WORK INSTRUCTIONS: On the basis of the records below, report how many lines contain the word "screenshot". Nothing else should be given.

RECORDS SUPPLIED:
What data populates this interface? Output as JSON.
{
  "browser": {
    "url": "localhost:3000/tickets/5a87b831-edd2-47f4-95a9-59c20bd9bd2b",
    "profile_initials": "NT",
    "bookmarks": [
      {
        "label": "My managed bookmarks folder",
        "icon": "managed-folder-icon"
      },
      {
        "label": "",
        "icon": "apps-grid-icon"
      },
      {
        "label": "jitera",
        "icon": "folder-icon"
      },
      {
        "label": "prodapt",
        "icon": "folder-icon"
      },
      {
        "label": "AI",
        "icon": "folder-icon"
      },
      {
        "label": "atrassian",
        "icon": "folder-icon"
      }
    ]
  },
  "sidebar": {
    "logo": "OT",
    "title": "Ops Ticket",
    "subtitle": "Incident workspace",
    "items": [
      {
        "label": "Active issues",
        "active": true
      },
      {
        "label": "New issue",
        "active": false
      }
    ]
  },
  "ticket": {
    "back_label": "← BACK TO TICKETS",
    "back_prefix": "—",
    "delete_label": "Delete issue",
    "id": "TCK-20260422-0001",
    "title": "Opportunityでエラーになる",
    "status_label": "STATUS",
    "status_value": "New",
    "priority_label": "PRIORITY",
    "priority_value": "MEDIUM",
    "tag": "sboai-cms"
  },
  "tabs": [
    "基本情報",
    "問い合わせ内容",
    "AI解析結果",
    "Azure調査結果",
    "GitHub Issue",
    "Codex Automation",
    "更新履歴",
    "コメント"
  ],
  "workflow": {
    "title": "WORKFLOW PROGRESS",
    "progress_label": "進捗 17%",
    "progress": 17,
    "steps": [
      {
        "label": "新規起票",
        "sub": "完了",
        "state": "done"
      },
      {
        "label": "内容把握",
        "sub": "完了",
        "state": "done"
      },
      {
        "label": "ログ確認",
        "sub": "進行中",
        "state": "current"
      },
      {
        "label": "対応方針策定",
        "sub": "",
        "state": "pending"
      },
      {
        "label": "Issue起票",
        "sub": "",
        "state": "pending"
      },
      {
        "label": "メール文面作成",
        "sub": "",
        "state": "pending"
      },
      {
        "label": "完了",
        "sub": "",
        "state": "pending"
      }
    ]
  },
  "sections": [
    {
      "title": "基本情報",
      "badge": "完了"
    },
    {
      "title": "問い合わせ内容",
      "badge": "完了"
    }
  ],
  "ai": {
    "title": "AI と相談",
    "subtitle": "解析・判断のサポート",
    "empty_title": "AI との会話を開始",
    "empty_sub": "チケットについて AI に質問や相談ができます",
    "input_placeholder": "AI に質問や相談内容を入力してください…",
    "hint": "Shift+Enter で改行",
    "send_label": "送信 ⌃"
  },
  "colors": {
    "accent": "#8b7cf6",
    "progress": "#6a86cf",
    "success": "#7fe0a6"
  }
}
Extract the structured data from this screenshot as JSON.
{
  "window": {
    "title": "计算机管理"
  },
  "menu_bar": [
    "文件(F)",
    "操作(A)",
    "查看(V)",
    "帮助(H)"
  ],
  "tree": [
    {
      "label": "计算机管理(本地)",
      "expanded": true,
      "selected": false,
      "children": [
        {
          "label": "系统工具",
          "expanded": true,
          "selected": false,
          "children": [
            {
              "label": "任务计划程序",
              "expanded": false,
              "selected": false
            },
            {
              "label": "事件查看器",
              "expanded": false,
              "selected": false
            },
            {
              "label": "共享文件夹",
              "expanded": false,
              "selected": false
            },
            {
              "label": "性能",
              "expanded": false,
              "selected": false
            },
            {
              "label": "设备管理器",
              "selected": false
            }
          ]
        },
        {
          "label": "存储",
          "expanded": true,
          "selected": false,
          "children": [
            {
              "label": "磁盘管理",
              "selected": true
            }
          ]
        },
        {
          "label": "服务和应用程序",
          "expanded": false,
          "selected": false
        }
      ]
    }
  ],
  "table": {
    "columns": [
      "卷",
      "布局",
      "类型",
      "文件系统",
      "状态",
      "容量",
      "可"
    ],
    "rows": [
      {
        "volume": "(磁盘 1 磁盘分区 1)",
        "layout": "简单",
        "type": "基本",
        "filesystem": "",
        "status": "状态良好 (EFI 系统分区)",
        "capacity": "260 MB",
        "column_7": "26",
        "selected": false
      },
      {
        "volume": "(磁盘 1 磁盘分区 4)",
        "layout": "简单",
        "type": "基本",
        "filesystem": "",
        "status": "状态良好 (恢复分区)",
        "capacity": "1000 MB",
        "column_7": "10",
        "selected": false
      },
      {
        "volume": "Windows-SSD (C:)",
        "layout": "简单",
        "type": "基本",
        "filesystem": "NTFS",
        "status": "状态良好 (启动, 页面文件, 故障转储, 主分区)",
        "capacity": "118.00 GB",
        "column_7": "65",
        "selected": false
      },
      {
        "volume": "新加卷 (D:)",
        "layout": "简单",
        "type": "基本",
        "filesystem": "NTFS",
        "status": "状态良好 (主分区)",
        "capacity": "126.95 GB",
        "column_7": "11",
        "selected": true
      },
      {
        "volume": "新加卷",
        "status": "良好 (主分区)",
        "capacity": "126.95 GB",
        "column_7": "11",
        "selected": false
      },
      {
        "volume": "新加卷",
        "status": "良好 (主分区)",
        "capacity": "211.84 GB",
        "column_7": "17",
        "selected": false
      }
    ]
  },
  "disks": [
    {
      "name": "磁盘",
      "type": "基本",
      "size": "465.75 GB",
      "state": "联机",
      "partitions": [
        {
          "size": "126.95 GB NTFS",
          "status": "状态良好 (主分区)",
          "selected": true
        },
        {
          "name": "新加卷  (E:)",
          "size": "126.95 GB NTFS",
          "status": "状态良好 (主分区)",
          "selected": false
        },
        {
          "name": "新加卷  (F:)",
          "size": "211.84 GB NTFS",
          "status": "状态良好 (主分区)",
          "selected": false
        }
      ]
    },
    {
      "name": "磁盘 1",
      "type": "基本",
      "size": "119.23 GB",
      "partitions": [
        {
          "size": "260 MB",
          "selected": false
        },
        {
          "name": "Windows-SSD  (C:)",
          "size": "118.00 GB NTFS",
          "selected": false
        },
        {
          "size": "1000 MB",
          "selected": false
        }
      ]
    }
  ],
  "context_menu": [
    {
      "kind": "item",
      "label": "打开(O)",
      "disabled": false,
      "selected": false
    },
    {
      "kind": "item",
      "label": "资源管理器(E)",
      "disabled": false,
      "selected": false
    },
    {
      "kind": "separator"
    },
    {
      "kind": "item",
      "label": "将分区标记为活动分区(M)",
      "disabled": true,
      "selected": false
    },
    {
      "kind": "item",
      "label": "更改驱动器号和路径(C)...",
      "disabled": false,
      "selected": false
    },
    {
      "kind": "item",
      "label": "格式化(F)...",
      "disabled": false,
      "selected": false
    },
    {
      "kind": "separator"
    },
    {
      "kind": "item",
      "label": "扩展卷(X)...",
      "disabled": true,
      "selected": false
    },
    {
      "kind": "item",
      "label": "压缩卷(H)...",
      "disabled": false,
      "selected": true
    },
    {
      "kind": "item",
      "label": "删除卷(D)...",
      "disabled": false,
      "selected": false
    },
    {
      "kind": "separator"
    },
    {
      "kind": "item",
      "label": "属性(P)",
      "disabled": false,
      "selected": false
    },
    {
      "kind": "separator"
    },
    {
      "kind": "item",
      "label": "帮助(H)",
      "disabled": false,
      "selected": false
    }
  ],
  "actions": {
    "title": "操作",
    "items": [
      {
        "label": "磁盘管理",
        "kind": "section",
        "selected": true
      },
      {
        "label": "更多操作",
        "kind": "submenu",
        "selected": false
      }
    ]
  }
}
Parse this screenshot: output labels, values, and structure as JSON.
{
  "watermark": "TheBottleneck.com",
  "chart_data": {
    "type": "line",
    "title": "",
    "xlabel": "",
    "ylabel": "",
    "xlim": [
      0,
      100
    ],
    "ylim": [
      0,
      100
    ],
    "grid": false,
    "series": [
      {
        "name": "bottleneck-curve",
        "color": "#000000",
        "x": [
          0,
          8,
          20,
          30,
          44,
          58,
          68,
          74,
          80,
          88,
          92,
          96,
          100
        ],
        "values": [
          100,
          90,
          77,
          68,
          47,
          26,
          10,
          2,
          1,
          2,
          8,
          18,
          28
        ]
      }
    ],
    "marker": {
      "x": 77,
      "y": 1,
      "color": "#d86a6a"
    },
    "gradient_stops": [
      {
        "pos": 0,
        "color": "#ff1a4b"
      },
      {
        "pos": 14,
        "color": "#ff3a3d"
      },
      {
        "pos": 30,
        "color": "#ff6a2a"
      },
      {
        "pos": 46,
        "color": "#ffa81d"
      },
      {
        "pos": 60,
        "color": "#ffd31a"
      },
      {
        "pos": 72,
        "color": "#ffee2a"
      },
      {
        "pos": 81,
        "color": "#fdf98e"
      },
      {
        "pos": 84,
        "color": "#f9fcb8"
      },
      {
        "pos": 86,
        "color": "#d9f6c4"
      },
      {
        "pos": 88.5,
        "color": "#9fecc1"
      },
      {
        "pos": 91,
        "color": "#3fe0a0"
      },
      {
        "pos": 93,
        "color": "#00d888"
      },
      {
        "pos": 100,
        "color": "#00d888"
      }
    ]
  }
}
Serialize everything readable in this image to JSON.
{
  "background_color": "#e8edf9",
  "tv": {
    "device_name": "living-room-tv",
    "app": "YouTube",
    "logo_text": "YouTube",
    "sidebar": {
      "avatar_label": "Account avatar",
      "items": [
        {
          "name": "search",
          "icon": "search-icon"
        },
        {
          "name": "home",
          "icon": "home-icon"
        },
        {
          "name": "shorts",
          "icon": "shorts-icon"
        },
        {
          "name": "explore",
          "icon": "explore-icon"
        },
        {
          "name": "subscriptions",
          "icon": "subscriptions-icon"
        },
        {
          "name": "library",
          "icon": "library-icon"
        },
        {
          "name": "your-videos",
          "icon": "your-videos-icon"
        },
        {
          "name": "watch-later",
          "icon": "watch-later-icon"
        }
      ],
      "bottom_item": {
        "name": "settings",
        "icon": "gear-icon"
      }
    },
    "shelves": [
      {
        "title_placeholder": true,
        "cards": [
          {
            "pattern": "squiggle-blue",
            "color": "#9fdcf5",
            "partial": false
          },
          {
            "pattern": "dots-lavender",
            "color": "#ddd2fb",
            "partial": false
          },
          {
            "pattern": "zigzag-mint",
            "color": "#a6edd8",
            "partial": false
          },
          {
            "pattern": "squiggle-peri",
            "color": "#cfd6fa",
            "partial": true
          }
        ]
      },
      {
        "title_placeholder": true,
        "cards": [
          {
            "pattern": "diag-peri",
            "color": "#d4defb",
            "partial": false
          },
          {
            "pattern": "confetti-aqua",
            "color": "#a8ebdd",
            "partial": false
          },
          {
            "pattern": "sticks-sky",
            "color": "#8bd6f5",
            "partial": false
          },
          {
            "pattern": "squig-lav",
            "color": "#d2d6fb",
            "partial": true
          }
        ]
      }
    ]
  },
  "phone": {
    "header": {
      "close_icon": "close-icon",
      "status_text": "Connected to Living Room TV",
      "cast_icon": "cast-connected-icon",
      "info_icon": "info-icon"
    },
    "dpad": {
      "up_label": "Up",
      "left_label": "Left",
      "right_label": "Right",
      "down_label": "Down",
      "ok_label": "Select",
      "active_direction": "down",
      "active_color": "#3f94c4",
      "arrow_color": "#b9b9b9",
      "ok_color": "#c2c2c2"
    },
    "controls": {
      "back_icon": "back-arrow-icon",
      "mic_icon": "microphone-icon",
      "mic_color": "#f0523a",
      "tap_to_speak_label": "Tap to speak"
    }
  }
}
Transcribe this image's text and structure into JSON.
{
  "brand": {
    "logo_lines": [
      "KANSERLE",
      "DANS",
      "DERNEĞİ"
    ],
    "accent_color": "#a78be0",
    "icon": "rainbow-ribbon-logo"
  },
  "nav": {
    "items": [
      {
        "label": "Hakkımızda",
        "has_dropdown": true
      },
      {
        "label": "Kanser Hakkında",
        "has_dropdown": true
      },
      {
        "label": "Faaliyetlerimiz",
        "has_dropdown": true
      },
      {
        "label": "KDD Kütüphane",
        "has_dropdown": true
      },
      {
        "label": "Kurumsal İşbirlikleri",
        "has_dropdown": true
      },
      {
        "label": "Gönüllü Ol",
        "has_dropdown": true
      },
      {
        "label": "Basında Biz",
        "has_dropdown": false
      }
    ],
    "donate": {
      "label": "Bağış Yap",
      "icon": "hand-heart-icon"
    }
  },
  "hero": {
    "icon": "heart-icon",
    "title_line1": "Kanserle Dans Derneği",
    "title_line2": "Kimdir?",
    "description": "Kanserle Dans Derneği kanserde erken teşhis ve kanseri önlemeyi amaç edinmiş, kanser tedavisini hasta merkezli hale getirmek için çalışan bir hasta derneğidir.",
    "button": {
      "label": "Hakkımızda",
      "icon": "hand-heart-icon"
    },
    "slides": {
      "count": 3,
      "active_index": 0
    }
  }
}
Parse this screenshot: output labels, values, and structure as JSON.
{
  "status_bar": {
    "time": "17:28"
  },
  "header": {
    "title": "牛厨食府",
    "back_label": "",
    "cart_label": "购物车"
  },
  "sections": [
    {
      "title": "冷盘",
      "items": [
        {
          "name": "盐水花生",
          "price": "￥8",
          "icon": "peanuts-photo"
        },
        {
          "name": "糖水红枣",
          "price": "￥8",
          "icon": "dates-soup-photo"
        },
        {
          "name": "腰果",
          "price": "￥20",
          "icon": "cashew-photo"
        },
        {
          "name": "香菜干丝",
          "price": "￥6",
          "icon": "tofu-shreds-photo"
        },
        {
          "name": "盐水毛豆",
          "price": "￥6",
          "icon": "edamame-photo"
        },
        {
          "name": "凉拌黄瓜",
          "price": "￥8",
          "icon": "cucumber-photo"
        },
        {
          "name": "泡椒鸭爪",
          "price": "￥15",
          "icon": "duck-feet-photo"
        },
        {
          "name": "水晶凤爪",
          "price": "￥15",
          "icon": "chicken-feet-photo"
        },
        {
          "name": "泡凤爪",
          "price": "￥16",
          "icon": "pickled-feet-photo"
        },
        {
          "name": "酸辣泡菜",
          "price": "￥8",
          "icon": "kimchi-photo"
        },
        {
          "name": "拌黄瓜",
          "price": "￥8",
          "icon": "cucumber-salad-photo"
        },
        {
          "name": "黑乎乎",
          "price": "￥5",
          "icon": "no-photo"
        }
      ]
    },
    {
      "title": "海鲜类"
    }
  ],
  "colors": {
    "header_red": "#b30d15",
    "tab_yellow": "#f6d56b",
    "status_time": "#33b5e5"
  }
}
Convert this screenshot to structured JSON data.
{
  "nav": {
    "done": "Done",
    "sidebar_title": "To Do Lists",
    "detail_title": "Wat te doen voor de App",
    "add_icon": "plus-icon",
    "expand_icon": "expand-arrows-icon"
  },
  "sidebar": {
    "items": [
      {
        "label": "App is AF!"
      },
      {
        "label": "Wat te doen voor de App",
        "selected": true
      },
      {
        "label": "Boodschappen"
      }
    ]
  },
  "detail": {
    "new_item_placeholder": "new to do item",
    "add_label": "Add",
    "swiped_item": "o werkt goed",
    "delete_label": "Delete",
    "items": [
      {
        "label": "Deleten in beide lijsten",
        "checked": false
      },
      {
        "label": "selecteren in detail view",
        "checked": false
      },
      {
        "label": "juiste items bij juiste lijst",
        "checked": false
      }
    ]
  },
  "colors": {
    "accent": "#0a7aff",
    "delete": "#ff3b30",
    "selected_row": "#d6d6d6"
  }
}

WRITTEN SOLUTION: 4